And yet what “Zoolander 2” lacks in creativity —with not a single stand-alone moment that will live on as a YouTube clip —it occasionally almost makes up for in super-weirdness. No, not the probably transphobic spectacle of Benedict Cumberbatch, with no eyebrows, as a genderless model flying winged over a runway. (OK, that does sound gonzo.) Here’s a movie that kicks off with a 9/11 joke, crafts a dense and bizarre mythology about models and ends with one character dating Pakistani activist Malala Yousafzai. You can (and should) groan at the non-stop vomiting up of big name cameos fitted with easy jokes, but mild props must go to giving the final word to Neil deGrasse-Tyson.

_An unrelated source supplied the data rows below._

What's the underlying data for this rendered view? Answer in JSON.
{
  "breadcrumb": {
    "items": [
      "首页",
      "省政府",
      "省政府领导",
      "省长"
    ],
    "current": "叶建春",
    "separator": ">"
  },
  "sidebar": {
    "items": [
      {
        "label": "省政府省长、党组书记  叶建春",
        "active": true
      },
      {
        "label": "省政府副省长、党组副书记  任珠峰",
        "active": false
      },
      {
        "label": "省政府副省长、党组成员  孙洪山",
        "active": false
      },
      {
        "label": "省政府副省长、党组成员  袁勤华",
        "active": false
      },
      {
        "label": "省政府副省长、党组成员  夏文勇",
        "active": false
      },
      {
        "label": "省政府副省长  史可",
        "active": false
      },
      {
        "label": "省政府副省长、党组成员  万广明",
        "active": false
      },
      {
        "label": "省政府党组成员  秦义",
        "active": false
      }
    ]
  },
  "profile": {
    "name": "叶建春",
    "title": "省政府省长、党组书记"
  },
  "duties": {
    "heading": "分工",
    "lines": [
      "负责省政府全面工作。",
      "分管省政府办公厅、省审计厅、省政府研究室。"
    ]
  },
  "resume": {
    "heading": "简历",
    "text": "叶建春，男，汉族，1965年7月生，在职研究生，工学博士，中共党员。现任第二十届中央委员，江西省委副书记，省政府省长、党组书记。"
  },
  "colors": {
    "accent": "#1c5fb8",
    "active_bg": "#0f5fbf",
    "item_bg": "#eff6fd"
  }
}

The plot is at once dumb and confusing, which may be a not-bad joke considering its two leads are morons. Rendered a hermit by the loss of his wife (real-life Stiller spouse Courtney Taylor), Derek Zoolander gets coaxed out of retirement by another evil and flamboyant designer (Kristen Wiig, unrecognizable under elaborate facial prosthetics, and back in alienating “SNL” character mode). The difference this round is Owen Wilson’s pretty boy Hansel gets little to do and the m.o. is to be a full-on Bond parody, though not a very good one nor one that cares about being good. Penelope Cruz, as a hotcha Interpol agent, is no comedic deity, but “Zoolander 2” is the kind of movie that makes her feel wasted.

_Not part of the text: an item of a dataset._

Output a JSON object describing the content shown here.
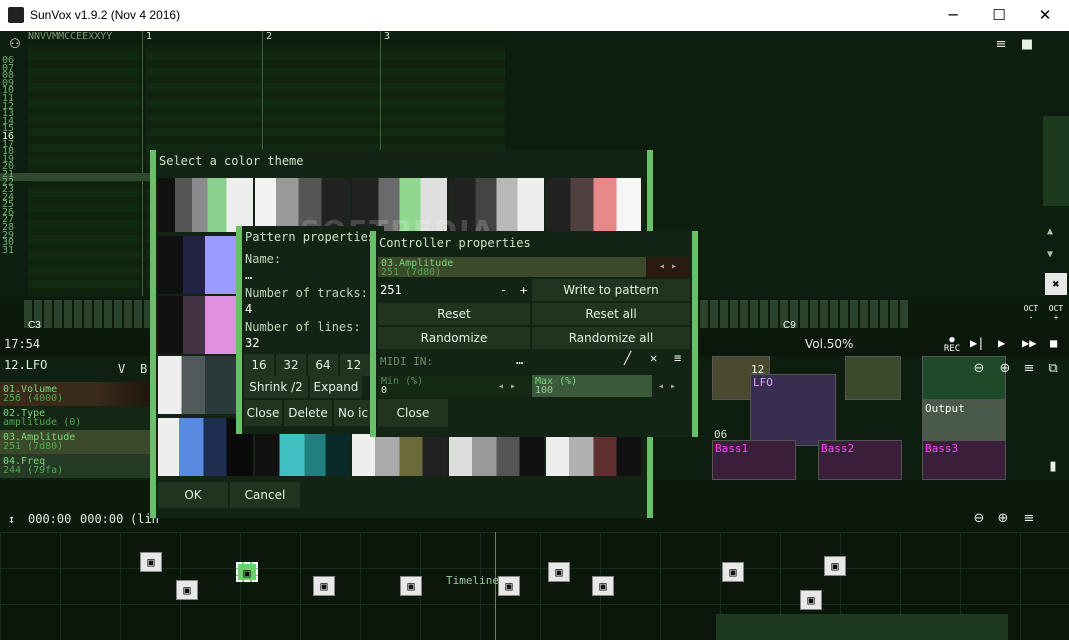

Stiller (who again also directed) and his three cowriters regularly commit to comic bits that were never sound to begin with. Failing that they fall back on wacky characters, such as Justin Theroux as a foster school principal with a George Washignton wig, a big scar, an epic goatee, gold teeth and — what the hell? — dreds, too. It keeps on piling on silliness (and famous faces) in the hopes that quantity equals quality.
Like a stopped clock, sometimes it hits. Sometimes — as in a protracted bit about Hansel’s swelling brood of orgy partners, which includes some men, because men having sex with men is the joke — it does not. Eventually — and again, like “Dirty Grandpa” — the pure commitment to being stupid pays off in a way, as though assaulting viewers with failed jokes creates a form of Stockholm Syndrome. As the movie solders on, you might find yourself laughing, but you may never remember why. On the plus side, the use of 35mm — Stiller is one of the few filmmakers today who’s never directed digital — looks spectacular.
Follow Matt Prigge on Twitter @mattprigge